Jerome Goodman, a psychiatrist in Saddle River, whose license was revoked on October 13, 2020. Goodman agreed to retire his license, to be deemed a permanent revocation, to resolve allegations he was engaged in the indiscriminate prescribing of CDS without sufficient medical knowledge.
“There is no place in the medicine for doctors who abuse their prescribing privileges for financial gain,” said Paul R. Rodríguez, Acting Director of the Division of Consumer Affairs. “Doctors who indiscriminately prescribe addictive pain medications in violation of their professional obligations and state law are contributing to the opioid epidemic we are all fighting to bring under control. By revoking the licenses of these physicians, the Board has removed a significant public threat and sent a message that such conduct will not be tolerated among our medical professionals.”
Also this year, allegations of indiscriminate prescribing led to long-term suspensions for two additional doctors. They are:
Martin Fried, a pediatric gastroenterologist in Ocean Township who was suspended from practice for five years for prescribing CDS to two patients without a legitimate medical purpose. Fried and the two patients were arrested outside a Toms River pharmacy in July 2018. In June 2019, Fried pleaded guilty to one count of possession with intent to distribute 630 milligrams of Oxycodone. Fried has been out of practice since September 2018 under an indefinite suspension of his license.

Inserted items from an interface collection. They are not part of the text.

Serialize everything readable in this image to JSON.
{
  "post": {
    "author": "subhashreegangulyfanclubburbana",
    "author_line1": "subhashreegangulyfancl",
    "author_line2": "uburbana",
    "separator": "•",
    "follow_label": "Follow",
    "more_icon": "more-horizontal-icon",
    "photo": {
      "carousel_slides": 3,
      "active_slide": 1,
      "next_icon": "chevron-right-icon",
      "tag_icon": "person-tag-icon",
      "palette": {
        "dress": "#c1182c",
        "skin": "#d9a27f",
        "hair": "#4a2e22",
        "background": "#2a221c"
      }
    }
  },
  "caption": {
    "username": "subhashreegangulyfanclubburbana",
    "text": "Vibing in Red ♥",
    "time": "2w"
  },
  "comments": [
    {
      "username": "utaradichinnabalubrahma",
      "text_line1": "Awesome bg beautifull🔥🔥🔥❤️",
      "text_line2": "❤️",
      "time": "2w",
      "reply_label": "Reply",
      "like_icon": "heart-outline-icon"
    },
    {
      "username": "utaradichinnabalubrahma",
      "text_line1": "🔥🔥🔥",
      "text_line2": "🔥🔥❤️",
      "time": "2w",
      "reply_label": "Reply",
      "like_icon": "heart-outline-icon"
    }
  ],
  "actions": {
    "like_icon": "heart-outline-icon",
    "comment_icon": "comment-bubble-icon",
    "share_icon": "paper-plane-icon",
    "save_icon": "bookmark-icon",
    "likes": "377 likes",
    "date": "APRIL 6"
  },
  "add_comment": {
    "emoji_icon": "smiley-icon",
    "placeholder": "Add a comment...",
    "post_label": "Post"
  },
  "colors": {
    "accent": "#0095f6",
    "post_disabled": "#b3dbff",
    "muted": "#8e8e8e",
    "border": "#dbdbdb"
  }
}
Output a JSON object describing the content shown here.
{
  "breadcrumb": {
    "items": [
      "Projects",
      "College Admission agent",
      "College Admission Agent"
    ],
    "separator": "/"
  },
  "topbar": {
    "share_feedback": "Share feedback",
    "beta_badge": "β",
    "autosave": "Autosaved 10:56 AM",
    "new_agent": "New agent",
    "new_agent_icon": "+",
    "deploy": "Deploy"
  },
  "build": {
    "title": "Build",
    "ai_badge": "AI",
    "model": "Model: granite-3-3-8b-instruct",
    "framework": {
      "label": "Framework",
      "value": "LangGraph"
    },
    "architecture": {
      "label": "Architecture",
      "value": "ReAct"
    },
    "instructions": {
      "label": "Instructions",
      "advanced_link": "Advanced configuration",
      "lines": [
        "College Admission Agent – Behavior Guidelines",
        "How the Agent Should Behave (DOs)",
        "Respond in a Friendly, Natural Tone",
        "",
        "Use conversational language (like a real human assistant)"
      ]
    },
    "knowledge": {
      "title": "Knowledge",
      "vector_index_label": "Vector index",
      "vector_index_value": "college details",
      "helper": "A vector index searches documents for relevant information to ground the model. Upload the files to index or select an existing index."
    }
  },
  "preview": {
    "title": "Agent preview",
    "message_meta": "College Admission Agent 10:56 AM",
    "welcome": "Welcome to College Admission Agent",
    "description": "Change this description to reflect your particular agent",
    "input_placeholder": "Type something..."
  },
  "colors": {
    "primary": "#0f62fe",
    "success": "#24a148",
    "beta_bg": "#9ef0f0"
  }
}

James V. Agresti, an internist with several offices in Morris and Essex counties, whose license was suspended for two years for allegedly prescribing large quantities of opioids and other CDS for prolonged periods of time without medical justification, often in dangerously high MME levels that exposed patients to the risk of overdose.
“The majority of physicians in New Jersey recognize the critical role they play in the fight to end New Jersey’s opioid epidemic and understand the importance of complying with the safeguards in place to prevent the diversion and misuse of addictive opioids,” said Sharon M. Joyce, Director of NJ CARES. “We will not allow their efforts to be undone by a few irresponsible individuals who put profit over patient safety by indiscriminately prescribing controlled substances that can lead to overdose and death.”
The Division of Consumer Affairs’ Enforcement Bureau conducted these investigations. The cases were handled by Deputy Attorneys General (“DAG”) from the Professional Boards Prosecution Section in the Division of Law. DAG Michelle Mikelberg represented the State in the Byahatti and Fried matters; DAG Joan D. Gelber represented the State in the Mehta and Agresti matter; DAG Kate Calendar represented the State in the Sloan and Kazmi matters; DAG Michael Antenucci represented the State in the Gialanella matter; DAG Kathy Stroh Mendoza represented the State in the Kang Matter; and DAG Bindi Merchant represented the State in the Goodman matter.
The mission of the Division of Consumer Affairs, within the Department of Law and Public Safety, is to protect the public from fraud, deceit, misrepresentation and professional misconduct in the sale of goods and services in New Jersey through education, advocacy, regulation and enforcement. The Division pursues its mission through its 51 professional and occupational boards that oversee 720,000 licensees in the state, its Regulated Business section that oversees 60,000 NJ registered businesses, as well as its Office of Consumer Protection, Bureau of Securities, Charities Registration section, Office of Weights and Measures, and Legalized Games of Chance section.